The Osmose test will be unique in Italy. That said, Enel is not new to the subject of Demand-Response either. Enernoc, a company we acquired in 2016, is one of the world-leading operators in the smart and digital electricity usage management services segment.
… and San Fiorano
And in Lombardy, the San Fiorano Pumped Storage Hydroelectric Plant will act as a test laboratory to establish how plants of its kind can be used to provide “cross-border” services in what will become a single European regulation services market. The aim is to communicate virtually with a similar plant in Slovenia to transfer stored energy from one to the other, thus making available regulation capacities to whichever grid requires it most (market mechanisms will have to be defined in the course of Project Osmose).

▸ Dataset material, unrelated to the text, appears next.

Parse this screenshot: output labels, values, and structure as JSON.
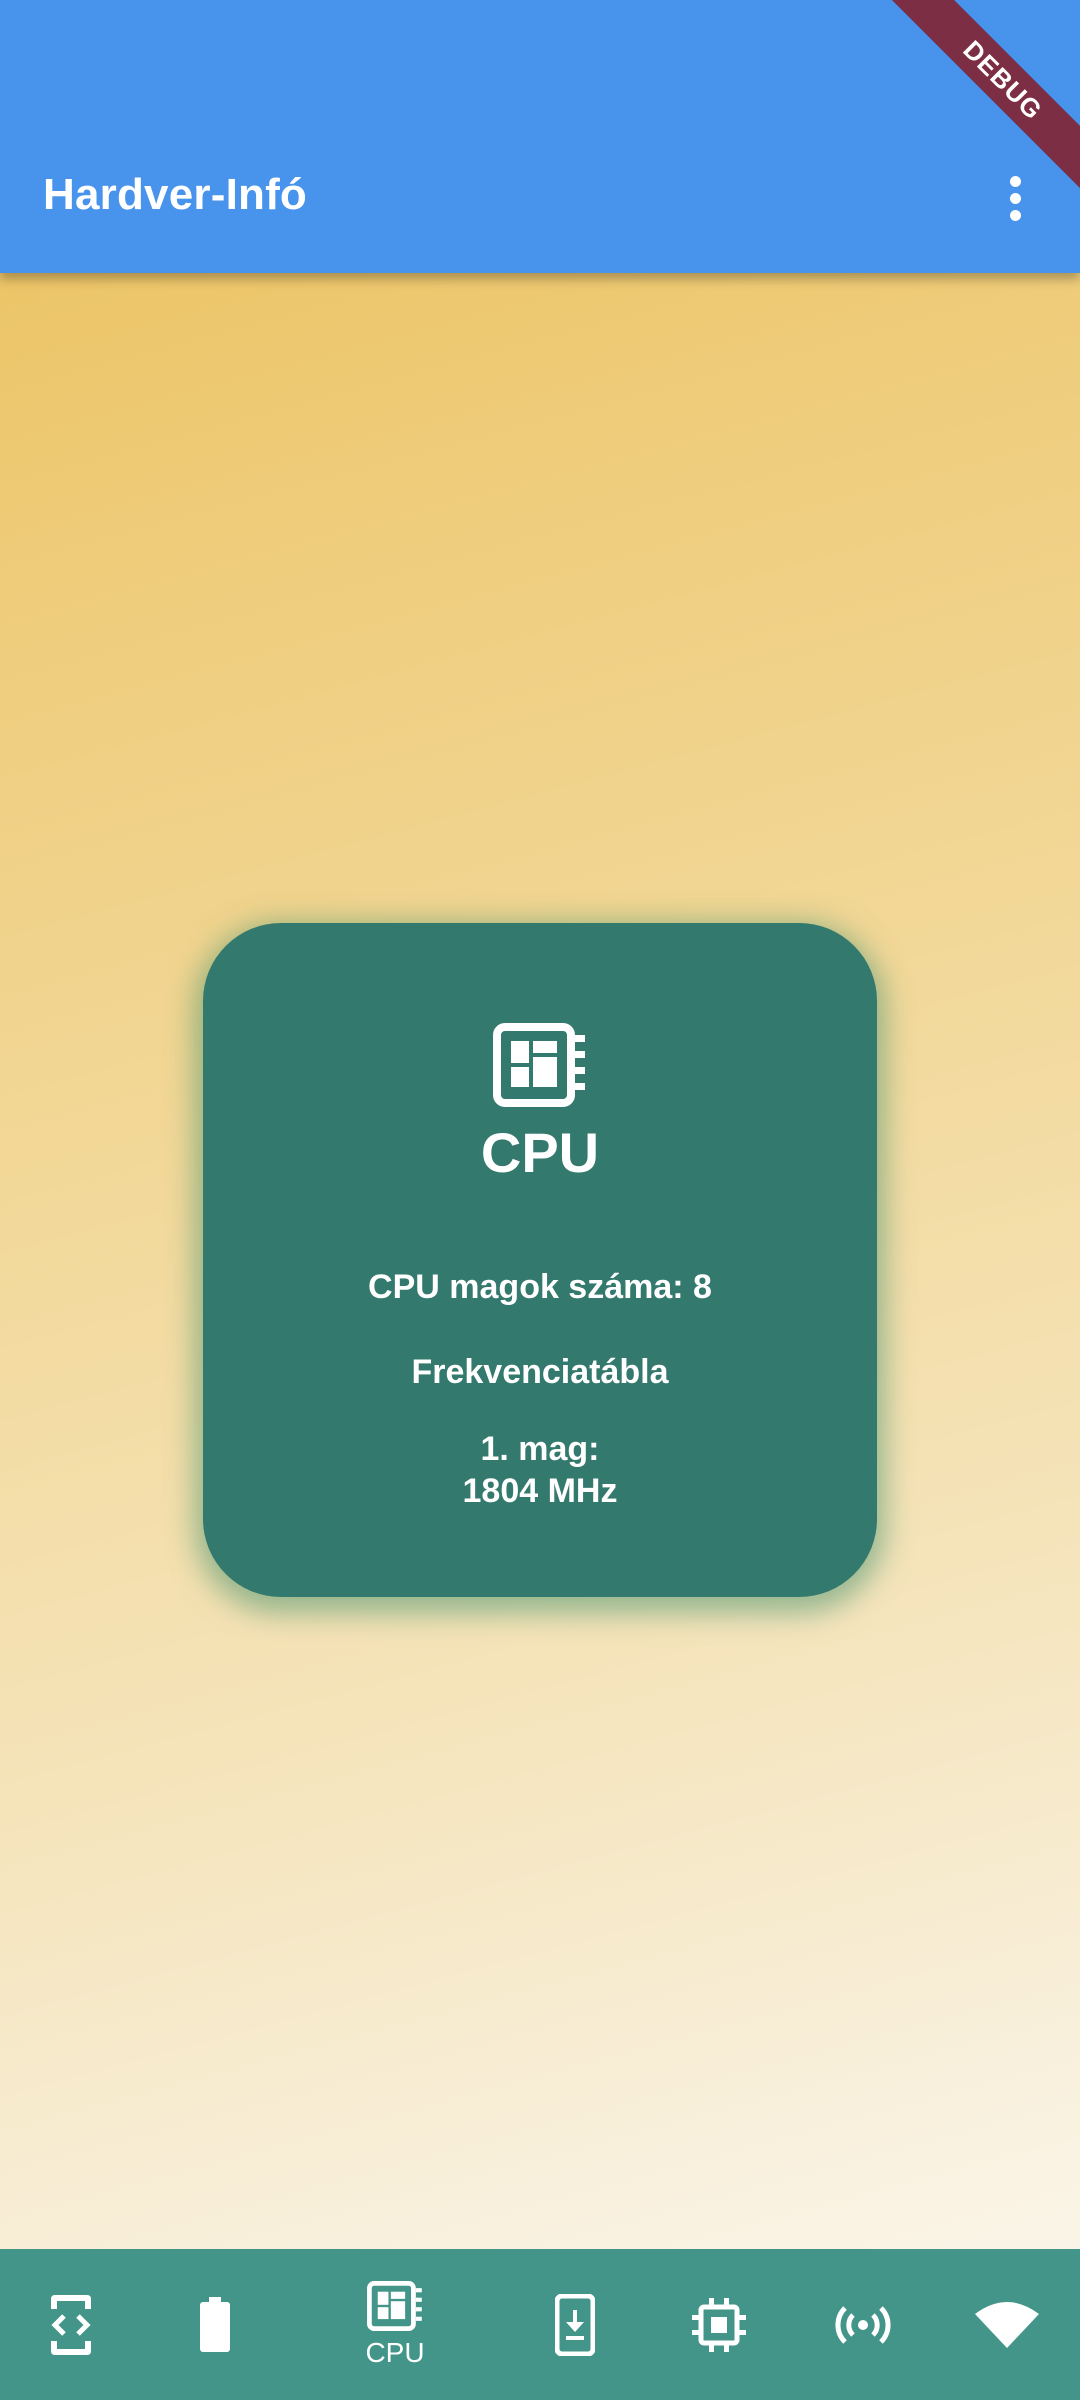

This integration process has already yielded good results on the so-called “day before markets” because they establish a priori the contribution of each plant as a function of the energy requirements of the following day. Actual renewable consumption and availability, as well as problems that can crop up in the grid or generation plants do, however, make real-time management of the grid’s balance necessary through regulation services markets which, apart from a few rare exceptions, are currently quite diverse and independent across the various countries in the EU.
As Silvia Olivotto, Project Manager Energy Store Innovation at Enel Green Power, explains, the Osmose project also extends to trials in France and the Canary Islands, which will be carried out by other European partners and involve 6 European TSO (Transmission System Operators), which will be making the final results available by the end of 2021.
“The European Union is promoting and financing projects involving players from different countries, to develop products and create a network that will foster European competitivity on the global markets. The Osmose project is making it possible for Enel Green Power and Enel Produzione to verify in the field the services that best enhance the company’s assets in the near future, both in Italy and abroad”
Thanks to this project, our Group now has the opportunity to develop European-trialled technological solutions in markets such as the United States and Australia, where it has a presence and where investments have already been made in energy load management. So the future for renewables looks set to be not just cross-border but intercontinental, to boot.